Ku Klux Klan violence members released
Five Ku Klux Klan members were released Sunday after police officials said there evidence to show that they acted in self-defense during the Sunday clashes near Pearson Park in Anaheim, California. In this photo, police officers investigate the scene of clashes in Anaheim after three counter-protesters were stabbed during clashes with Ku Klux Klan members, Feb. 27, 2016. Getty Images/AFP/Ringo Chiu

Five members of the Ku Klux Klan, who were arrested in Anaheim, California after violent clashes on Saturday, have been released after authorities said Sunday that evidence suggested they were acting in self-defense. The clashes began as six men from the KKK gathered at Pearson Park in Anaheim for a planned anti-immigration rally, while a larger group had gathered to conduct a counter rally, the Associated Press (AP) reported.

The Klansmen were wearing black clothes with Confederate flags sown on them and arrived at the protest site in an SUV, carrying signs that read “White Lives Matter.” Several protesters smashed the windows of the SUV which later sped away, leaving the Klansmen outnumbered. The protesters were seen kicking a man wearing a shirt that read “Grand Dragon” and moments later, one protester fell down bleeding, saying he had been stabbed with the tip of a flagpole. The KKK member detained in connection said he stabbed the protester in “self-defense.” In all, three people were stabbed in the clash and seven people — who remain in custody — were seen beating, stomping and attacking the Klansmen with wooden posts, Sgt. Daron Wyatt said, according to AP.

The KKK members were booked for investigation of assault with a deadly weapon, and though they have been released, prosecutors will review the case to see if criminal charges are to be filed.

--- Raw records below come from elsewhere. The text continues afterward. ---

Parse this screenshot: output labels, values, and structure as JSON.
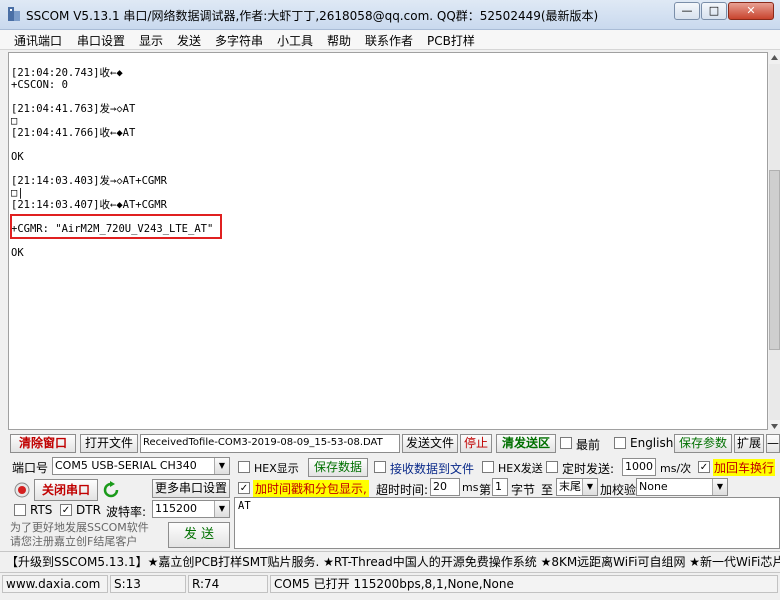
{
  "window": {
    "title": "SSCOM V5.13.1 串口/网络数据调试器,作者:大虾丁丁,2618058@qq.com. QQ群：52502449(最新版本)",
    "controls": {
      "minimize": "—",
      "maximize": "□",
      "close": "✕"
    }
  },
  "menu": [
    "通讯端口",
    "串口设置",
    "显示",
    "发送",
    "多字符串",
    "小工具",
    "帮助",
    "联系作者",
    "PCB打样"
  ],
  "log": [
    "[21:04:20.743]收←◆",
    "+CSCON: 0",
    "",
    "[21:04:41.763]发→◇AT",
    "□",
    "[21:04:41.766]收←◆AT",
    "",
    "OK",
    "",
    "[21:14:03.403]发→◇AT+CGMR",
    "□|",
    "[21:14:03.407]收←◆AT+CGMR",
    "",
    "+CGMR: \"AirM2M_720U_V243_LTE_AT\"",
    "",
    "OK"
  ],
  "toolbar1": {
    "clear_window": "清除窗口",
    "open_file": "打开文件",
    "file_path": "ReceivedTofile-COM3-2019-08-09_15-53-08.DAT",
    "send_file": "发送文件",
    "stop": "停止",
    "clear_send": "清发送区",
    "topmost_label": "最前",
    "english_label": "English",
    "save_params": "保存参数",
    "expand": "扩展",
    "collapse": "—"
  },
  "port_panel": {
    "port_label": "端口号",
    "port_value": "COM5 USB-SERIAL CH340",
    "close_port": "关闭串口",
    "more_settings": "更多串口设置",
    "rts_label": "RTS",
    "dtr_label": "DTR",
    "baud_label": "波特率:",
    "baud_value": "115200",
    "promo": "为了更好地发展SSCOM软件\n请您注册嘉立创F结尾客户",
    "send_button": "发  送"
  },
  "options_row1": {
    "hex_display": "HEX显示",
    "save_data": "保存数据",
    "recv_to_file": "接收数据到文件",
    "hex_send": "HEX发送",
    "timed_send": "定时发送:",
    "interval_value": "1000",
    "interval_unit": "ms/次",
    "add_crlf": "加回车换行"
  },
  "options_row2": {
    "timestamp": "加时间戳和分包显示,",
    "timeout_label": "超时时间:",
    "timeout_value": "20",
    "timeout_unit": "ms",
    "byte_prefix": "第",
    "byte_index": "1",
    "byte_label": "字节",
    "to_label": "至",
    "end_value": "末尾",
    "checksum_label": "加校验",
    "checksum_value": "None"
  },
  "send_text": "AT",
  "ticker": "【升级到SSCOM5.13.1】★嘉立创PCB打样SMT贴片服务. ★RT-Thread中国人的开源免费操作系统 ★8KM远距离WiFi可自组网 ★新一代WiFi芯片兼",
  "status_bar": {
    "website": "www.daxia.com",
    "sent": "S:13",
    "received": "R:74",
    "port_status": "COM5 已打开  115200bps,8,1,None,None"
  }
}
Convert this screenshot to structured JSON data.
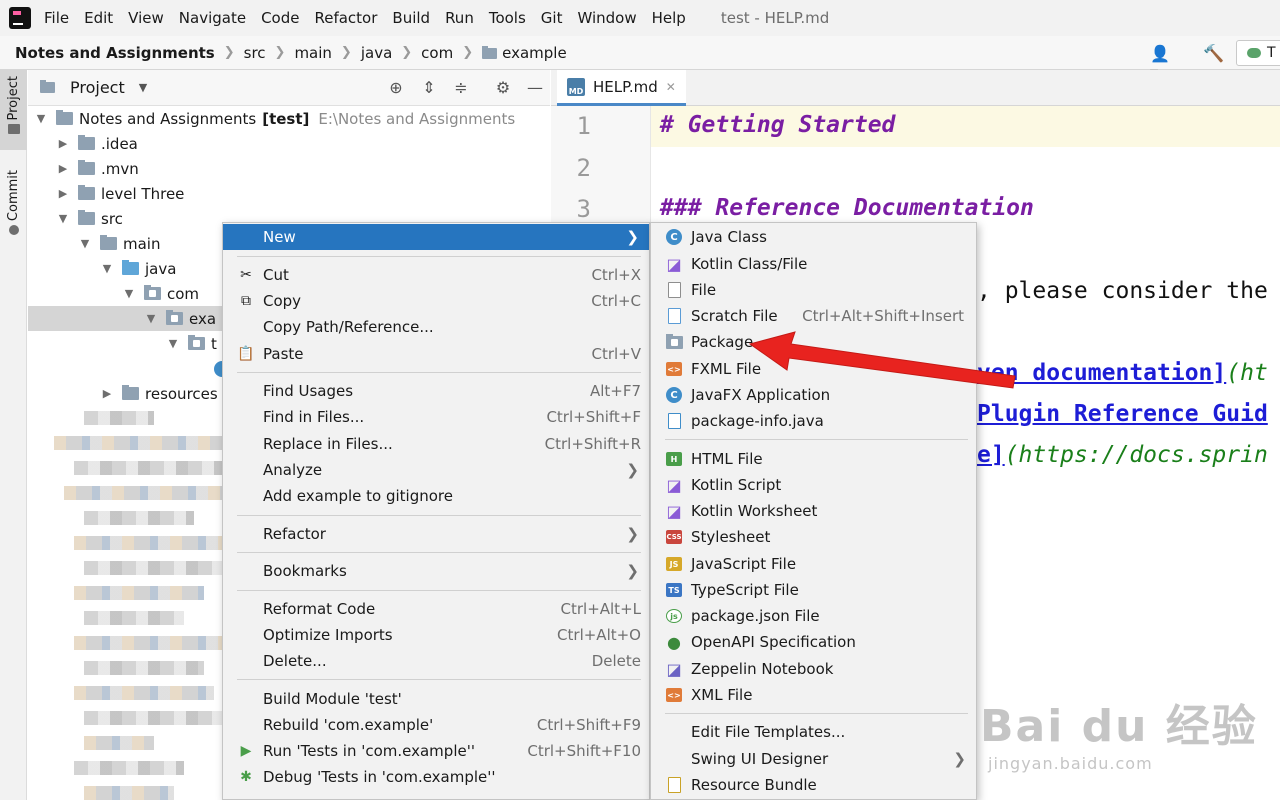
{
  "menubar": {
    "items": [
      "File",
      "Edit",
      "View",
      "Navigate",
      "Code",
      "Refactor",
      "Build",
      "Run",
      "Tools",
      "Git",
      "Window",
      "Help"
    ],
    "window_title": "test - HELP.md"
  },
  "navbar": {
    "crumbs": [
      "Notes and Assignments",
      "src",
      "main",
      "java",
      "com",
      "example"
    ],
    "run_config_label": "T"
  },
  "left_strip": {
    "project_label": "Project",
    "commit_label": "Commit"
  },
  "project_panel": {
    "title": "Project",
    "tree": {
      "root_label": "Notes and Assignments",
      "root_module": "[test]",
      "root_path": "E:\\Notes and Assignments",
      "idea": ".idea",
      "mvn": ".mvn",
      "level_three": "level Three",
      "src": "src",
      "main": "main",
      "java": "java",
      "com": "com",
      "example_partial": "exa",
      "test_partial": "t",
      "resources": "resources"
    }
  },
  "editor": {
    "tab_label": "HELP.md",
    "line_numbers": [
      "1",
      "2",
      "3"
    ],
    "lines": {
      "l1": "# Getting Started",
      "l3": "### Reference Documentation",
      "l5": ", please consider the",
      "l7_link": "ven documentation]",
      "l7_url": "(ht",
      "l8_link": "Plugin Reference Guid",
      "l9_link": "e]",
      "l9_url": "(https://docs.sprin"
    }
  },
  "context_menu": {
    "new": "New",
    "cut": "Cut",
    "cut_sc": "Ctrl+X",
    "copy": "Copy",
    "copy_sc": "Ctrl+C",
    "copy_path": "Copy Path/Reference...",
    "paste": "Paste",
    "paste_sc": "Ctrl+V",
    "find_usages": "Find Usages",
    "find_usages_sc": "Alt+F7",
    "find_in_files": "Find in Files...",
    "find_in_files_sc": "Ctrl+Shift+F",
    "replace_in_files": "Replace in Files...",
    "replace_in_files_sc": "Ctrl+Shift+R",
    "analyze": "Analyze",
    "add_gitignore": "Add example to gitignore",
    "refactor": "Refactor",
    "bookmarks": "Bookmarks",
    "reformat": "Reformat Code",
    "reformat_sc": "Ctrl+Alt+L",
    "optimize": "Optimize Imports",
    "optimize_sc": "Ctrl+Alt+O",
    "delete": "Delete...",
    "delete_sc": "Delete",
    "build_module": "Build Module 'test'",
    "rebuild": "Rebuild 'com.example'",
    "rebuild_sc": "Ctrl+Shift+F9",
    "run_tests": "Run 'Tests in 'com.example''",
    "run_tests_sc": "Ctrl+Shift+F10",
    "debug_tests": "Debug 'Tests in 'com.example''"
  },
  "new_submenu": {
    "java_class": "Java Class",
    "kotlin_class": "Kotlin Class/File",
    "file": "File",
    "scratch": "Scratch File",
    "scratch_sc": "Ctrl+Alt+Shift+Insert",
    "package": "Package",
    "fxml": "FXML File",
    "javafx": "JavaFX Application",
    "package_info": "package-info.java",
    "html": "HTML File",
    "kotlin_script": "Kotlin Script",
    "kotlin_worksheet": "Kotlin Worksheet",
    "stylesheet": "Stylesheet",
    "javascript": "JavaScript File",
    "typescript": "TypeScript File",
    "package_json": "package.json File",
    "openapi": "OpenAPI Specification",
    "zeppelin": "Zeppelin Notebook",
    "xml": "XML File",
    "edit_templates": "Edit File Templates...",
    "swing": "Swing UI Designer",
    "resource_bundle": "Resource Bundle"
  },
  "icon_tags": {
    "md": "MD",
    "css": "CSS",
    "js": "JS",
    "ts": "TS",
    "java_c": "C",
    "xml": "<>",
    "js_node": "js",
    "html": "H"
  },
  "colors": {
    "selection": "#2675bf",
    "arrow": "#e8231f",
    "accent_tab": "#4a88c7"
  },
  "watermark": {
    "brand": "Bai du 经验",
    "url": "jingyan.baidu.com"
  }
}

Wyatt said that the seven still in custody were booked for assault with a deadly weapon, or elder abuse for stomping on a Klan member who was over 65 years old. One protester is still at large. Chris Barker, who identified himself as the imperial wizard of the Loyal White Knights of the KKK, said members of his group were holding a peaceful demonstration and acted in self-defense.

A statement from the police said the clash was started by the larger group of up to 20 counter-protesters who had “the intent of perpetrating violence.” The statement also said, according to the AP: “Regardless of an individual or groups' beliefs or ideologies, they are entitled to live without the fear of physical violence and have the right, under the law, to defend themselves when attacked.”

Police Chief Raul Quezada, said, according to AP, that all the members involved in the clashes, except the counter-protester who still remains at large, had been detained.

Brian Levin, who directs the Center for the Study of Hate and Extremism at California State University, San Bernardino and was present at the clash site for research, told AP that he was left protecting the Klansmen until police officials could reach the scene. “(The counter-protesters) were so angry, they would have torn these folks limb from limb,” Levin said, according to AP, adding: “I was afraid for their lives.”

According to the U.S. Census Bureau, Anaheim reportedly has 53 percent Hispanic peope while 27 percent of the population in the city is white, as compared to 95 percent white people nearly a century ago.

“We're a far cry from those terrible times and the Klan is really an anachronism,” Levin said, according to AP, adding: “Anaheim is now a diverse community that is in many ways an amusement and sports capital of California. This is just an example of how a small group of people can tarnish the name of a community.”

Several videos and images of the clash were posted on the internet by people present at the location.